** REQUIREMENT **
Set down the records exactly as they stand, except for any pictures, which you should omit.

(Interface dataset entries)
━━━
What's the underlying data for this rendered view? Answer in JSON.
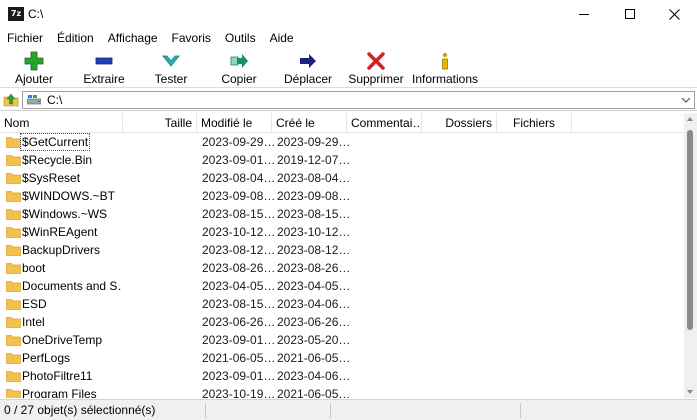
{
  "window": {
    "title": "C:\\",
    "app_icon_text": "7z"
  },
  "menu": [
    "Fichier",
    "Édition",
    "Affichage",
    "Favoris",
    "Outils",
    "Aide"
  ],
  "toolbar": [
    {
      "label": "Ajouter",
      "icon": "plus-icon",
      "color": "#2ea02e"
    },
    {
      "label": "Extraire",
      "icon": "minus-icon",
      "color": "#1f3fbf"
    },
    {
      "label": "Tester",
      "icon": "check-icon",
      "color": "#2bb3b3"
    },
    {
      "label": "Copier",
      "icon": "copy-arrow-icon",
      "color": "#1c8c6c"
    },
    {
      "label": "Déplacer",
      "icon": "move-arrow-icon",
      "color": "#1a237e"
    },
    {
      "label": "Supprimer",
      "icon": "delete-x-icon",
      "color": "#d32020"
    },
    {
      "label": "Informations",
      "icon": "info-icon",
      "color": "#d4a000"
    }
  ],
  "address": {
    "path": "C:\\",
    "up_icon": "folder-up-icon",
    "drive_icon": "drive-icon"
  },
  "columns": [
    "Nom",
    "Taille",
    "Modifié le",
    "Créé le",
    "Commentai…",
    "Dossiers",
    "Fichiers"
  ],
  "files": [
    {
      "name": "$GetCurrent",
      "modified": "2023-09-29…",
      "created": "2023-09-29…",
      "selected": true
    },
    {
      "name": "$Recycle.Bin",
      "modified": "2023-09-01…",
      "created": "2019-12-07…"
    },
    {
      "name": "$SysReset",
      "modified": "2023-08-04…",
      "created": "2023-08-04…"
    },
    {
      "name": "$WINDOWS.~BT",
      "modified": "2023-09-08…",
      "created": "2023-09-08…"
    },
    {
      "name": "$Windows.~WS",
      "modified": "2023-08-15…",
      "created": "2023-08-15…"
    },
    {
      "name": "$WinREAgent",
      "modified": "2023-10-12…",
      "created": "2023-10-12…"
    },
    {
      "name": "BackupDrivers",
      "modified": "2023-08-12…",
      "created": "2023-08-12…"
    },
    {
      "name": "boot",
      "modified": "2023-08-26…",
      "created": "2023-08-26…"
    },
    {
      "name": "Documents and S…",
      "modified": "2023-04-05…",
      "created": "2023-04-05…"
    },
    {
      "name": "ESD",
      "modified": "2023-08-15…",
      "created": "2023-04-06…"
    },
    {
      "name": "Intel",
      "modified": "2023-06-26…",
      "created": "2023-06-26…"
    },
    {
      "name": "OneDriveTemp",
      "modified": "2023-09-01…",
      "created": "2023-05-20…"
    },
    {
      "name": "PerfLogs",
      "modified": "2021-06-05…",
      "created": "2021-06-05…"
    },
    {
      "name": "PhotoFiltre11",
      "modified": "2023-09-01…",
      "created": "2023-04-06…"
    },
    {
      "name": "Program Files",
      "modified": "2023-10-19…",
      "created": "2021-06-05…"
    }
  ],
  "status": {
    "text": "0 / 27 objet(s) sélectionné(s)"
  },
  "colors": {
    "folder": "#f2c14e",
    "folder_dark": "#d9a52b"
  }
}
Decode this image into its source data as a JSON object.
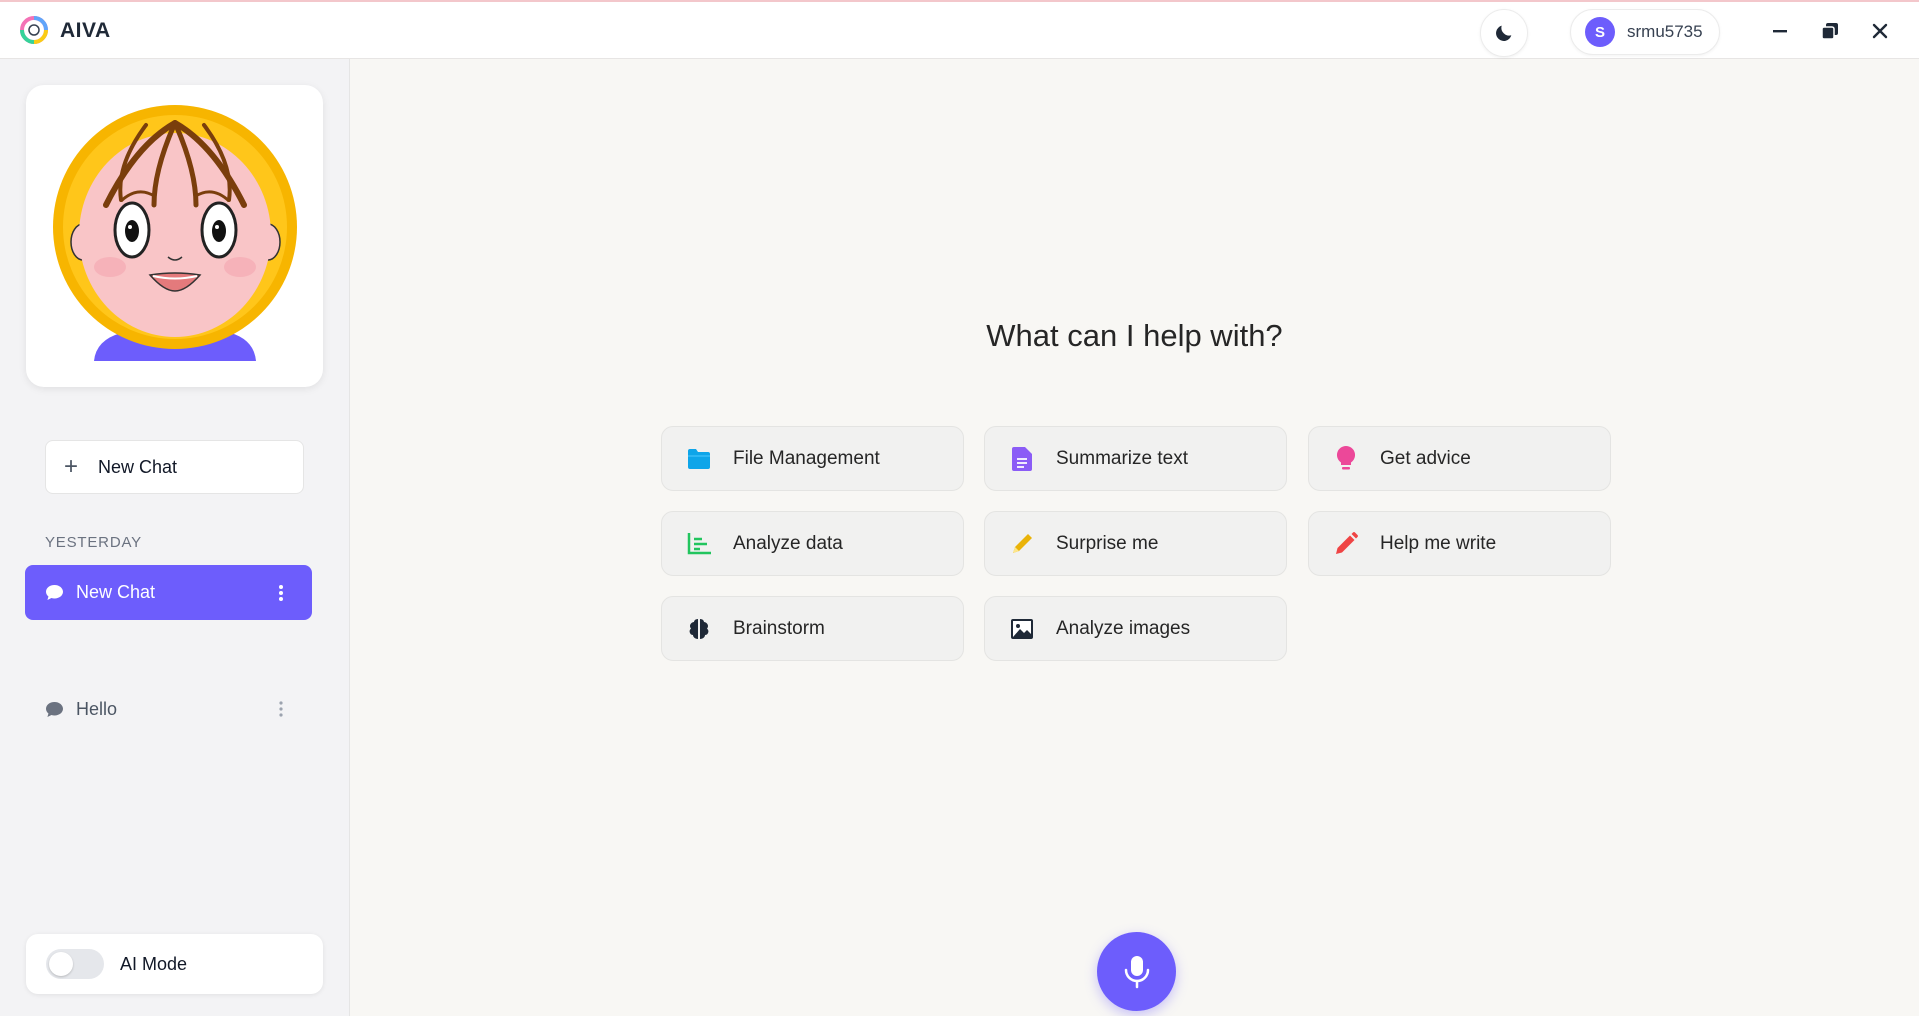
{
  "app": {
    "title": "AIVA"
  },
  "header": {
    "user_initial": "S",
    "username": "srmu5735"
  },
  "sidebar": {
    "new_chat_label": "New Chat",
    "section_label": "YESTERDAY",
    "chats": [
      {
        "label": "New Chat",
        "active": true
      },
      {
        "label": "Hello",
        "active": false
      }
    ],
    "ai_mode_label": "AI Mode",
    "ai_mode_on": false
  },
  "main": {
    "heading": "What can I help with?",
    "cards": [
      {
        "label": "File Management",
        "icon": "folder-icon",
        "color": "#0ea5e9"
      },
      {
        "label": "Summarize text",
        "icon": "document-icon",
        "color": "#8b5cf6"
      },
      {
        "label": "Get advice",
        "icon": "lightbulb-icon",
        "color": "#ec4899"
      },
      {
        "label": "Analyze data",
        "icon": "chart-icon",
        "color": "#22c55e"
      },
      {
        "label": "Surprise me",
        "icon": "pencil-icon",
        "color": "#eab308"
      },
      {
        "label": "Help me write",
        "icon": "pen-icon",
        "color": "#ef4444"
      },
      {
        "label": "Brainstorm",
        "icon": "brain-icon",
        "color": "#1f2937"
      },
      {
        "label": "Analyze images",
        "icon": "image-icon",
        "color": "#1f2937"
      }
    ]
  },
  "colors": {
    "accent": "#6d5dfc"
  }
}
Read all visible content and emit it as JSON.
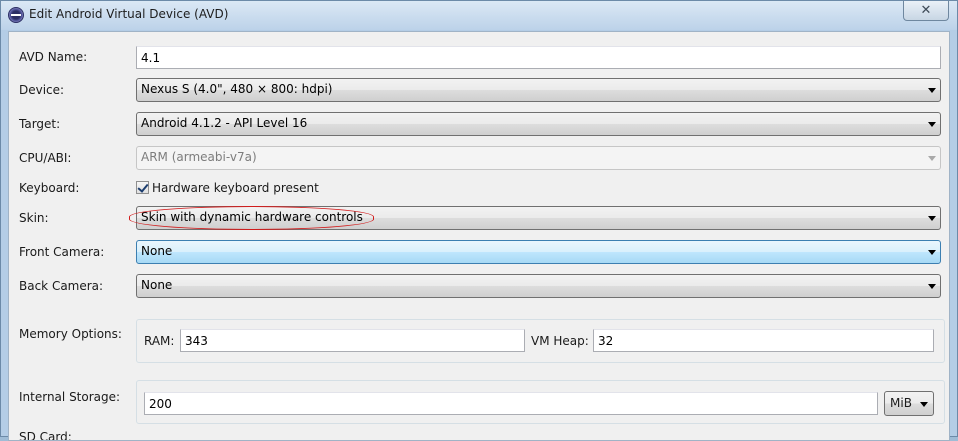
{
  "window": {
    "title": "Edit Android Virtual Device (AVD)",
    "close_label": "✕"
  },
  "form": {
    "avd_name": {
      "label": "AVD Name:",
      "value": "4.1"
    },
    "device": {
      "label": "Device:",
      "value": "Nexus S (4.0\", 480 × 800: hdpi)"
    },
    "target": {
      "label": "Target:",
      "value": "Android 4.1.2 - API Level 16"
    },
    "cpu_abi": {
      "label": "CPU/ABI:",
      "value": "ARM (armeabi-v7a)"
    },
    "keyboard": {
      "label": "Keyboard:",
      "checkbox_label": "Hardware keyboard present",
      "checked": true
    },
    "skin": {
      "label": "Skin:",
      "value": "Skin with dynamic hardware controls"
    },
    "front_camera": {
      "label": "Front Camera:",
      "value": "None"
    },
    "back_camera": {
      "label": "Back Camera:",
      "value": "None"
    },
    "memory": {
      "label": "Memory Options:",
      "ram_label": "RAM:",
      "ram_value": "343",
      "vm_heap_label": "VM Heap:",
      "vm_heap_value": "32"
    },
    "internal_storage": {
      "label": "Internal Storage:",
      "value": "200",
      "unit": "MiB"
    },
    "next_section_label": "SD Card:"
  },
  "colors": {
    "annotation_ellipse": "#d21b1b",
    "focus_border": "#3c7fb1"
  }
}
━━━
** ANSWER SECTION **
What's the underlying data for this rendered view? Answer in JSON.
{
  "window": {
    "title": "C:\\",
    "app_icon_text": "7z"
  },
  "menu": [
    "Fichier",
    "Édition",
    "Affichage",
    "Favoris",
    "Outils",
    "Aide"
  ],
  "toolbar": [
    {
      "label": "Ajouter",
      "icon": "plus-icon",
      "color": "#2ea02e"
    },
    {
      "label": "Extraire",
      "icon": "minus-icon",
      "color": "#1f3fbf"
    },
    {
      "label": "Tester",
      "icon": "check-icon",
      "color": "#2bb3b3"
    },
    {
      "label": "Copier",
      "icon": "copy-arrow-icon",
      "color": "#1c8c6c"
    },
    {
      "label": "Déplacer",
      "icon": "move-arrow-icon",
      "color": "#1a237e"
    },
    {
      "label": "Supprimer",
      "icon": "delete-x-icon",
      "color": "#d32020"
    },
    {
      "label": "Informations",
      "icon": "info-icon",
      "color": "#d4a000"
    }
  ],
  "address": {
    "path": "C:\\",
    "up_icon": "folder-up-icon",
    "drive_icon": "drive-icon"
  },
  "columns": [
    "Nom",
    "Taille",
    "Modifié le",
    "Créé le",
    "Commentai…",
    "Dossiers",
    "Fichiers"
  ],
  "files": [
    {
      "name": "$GetCurrent",
      "modified": "2023-09-29…",
      "created": "2023-09-29…",
      "selected": true
    },
    {
      "name": "$Recycle.Bin",
      "modified": "2023-09-01…",
      "created": "2019-12-07…"
    },
    {
      "name": "$SysReset",
      "modified": "2023-08-04…",
      "created": "2023-08-04…"
    },
    {
      "name": "$WINDOWS.~BT",
      "modified": "2023-09-08…",
      "created": "2023-09-08…"
    },
    {
      "name": "$Windows.~WS",
      "modified": "2023-08-15…",
      "created": "2023-08-15…"
    },
    {
      "name": "$WinREAgent",
      "modified": "2023-10-12…",
      "created": "2023-10-12…"
    },
    {
      "name": "BackupDrivers",
      "modified": "2023-08-12…",
      "created": "2023-08-12…"
    },
    {
      "name": "boot",
      "modified": "2023-08-26…",
      "created": "2023-08-26…"
    },
    {
      "name": "Documents and S…",
      "modified": "2023-04-05…",
      "created": "2023-04-05…"
    },
    {
      "name": "ESD",
      "modified": "2023-08-15…",
      "created": "2023-04-06…"
    },
    {
      "name": "Intel",
      "modified": "2023-06-26…",
      "created": "2023-06-26…"
    },
    {
      "name": "OneDriveTemp",
      "modified": "2023-09-01…",
      "created": "2023-05-20…"
    },
    {
      "name": "PerfLogs",
      "modified": "2021-06-05…",
      "created": "2021-06-05…"
    },
    {
      "name": "PhotoFiltre11",
      "modified": "2023-09-01…",
      "created": "2023-04-06…"
    },
    {
      "name": "Program Files",
      "modified": "2023-10-19…",
      "created": "2021-06-05…"
    }
  ],
  "status": {
    "text": "0 / 27 objet(s) sélectionné(s)"
  },
  "colors": {
    "folder": "#f2c14e",
    "folder_dark": "#d9a52b"
  }
}
Decode this image into its source data as a JSON object.
{
  "app": {
    "title": "AIVA"
  },
  "header": {
    "user_initial": "S",
    "username": "srmu5735"
  },
  "sidebar": {
    "new_chat_label": "New Chat",
    "section_label": "YESTERDAY",
    "chats": [
      {
        "label": "New Chat",
        "active": true
      },
      {
        "label": "Hello",
        "active": false
      }
    ],
    "ai_mode_label": "AI Mode",
    "ai_mode_on": false
  },
  "main": {
    "heading": "What can I help with?",
    "cards": [
      {
        "label": "File Management",
        "icon": "folder-icon",
        "color": "#0ea5e9"
      },
      {
        "label": "Summarize text",
        "icon": "document-icon",
        "color": "#8b5cf6"
      },
      {
        "label": "Get advice",
        "icon": "lightbulb-icon",
        "color": "#ec4899"
      },
      {
        "label": "Analyze data",
        "icon": "chart-icon",
        "color": "#22c55e"
      },
      {
        "label": "Surprise me",
        "icon": "pencil-icon",
        "color": "#eab308"
      },
      {
        "label": "Help me write",
        "icon": "pen-icon",
        "color": "#ef4444"
      },
      {
        "label": "Brainstorm",
        "icon": "brain-icon",
        "color": "#1f2937"
      },
      {
        "label": "Analyze images",
        "icon": "image-icon",
        "color": "#1f2937"
      }
    ]
  },
  "colors": {
    "accent": "#6d5dfc"
  }
}
Read all visible content and emit it as JSON.
{
  "window": {
    "title": "Edit Android Virtual Device (AVD)",
    "close_label": "✕"
  },
  "form": {
    "avd_name": {
      "label": "AVD Name:",
      "value": "4.1"
    },
    "device": {
      "label": "Device:",
      "value": "Nexus S (4.0\", 480 × 800: hdpi)"
    },
    "target": {
      "label": "Target:",
      "value": "Android 4.1.2 - API Level 16"
    },
    "cpu_abi": {
      "label": "CPU/ABI:",
      "value": "ARM (armeabi-v7a)"
    },
    "keyboard": {
      "label": "Keyboard:",
      "checkbox_label": "Hardware keyboard present",
      "checked": true
    },
    "skin": {
      "label": "Skin:",
      "value": "Skin with dynamic hardware controls"
    },
    "front_camera": {
      "label": "Front Camera:",
      "value": "None"
    },
    "back_camera": {
      "label": "Back Camera:",
      "value": "None"
    },
    "memory": {
      "label": "Memory Options:",
      "ram_label": "RAM:",
      "ram_value": "343",
      "vm_heap_label": "VM Heap:",
      "vm_heap_value": "32"
    },
    "internal_storage": {
      "label": "Internal Storage:",
      "value": "200",
      "unit": "MiB"
    },
    "next_section_label": "SD Card:"
  },
  "colors": {
    "annotation_ellipse": "#d21b1b",
    "focus_border": "#3c7fb1"
  }
}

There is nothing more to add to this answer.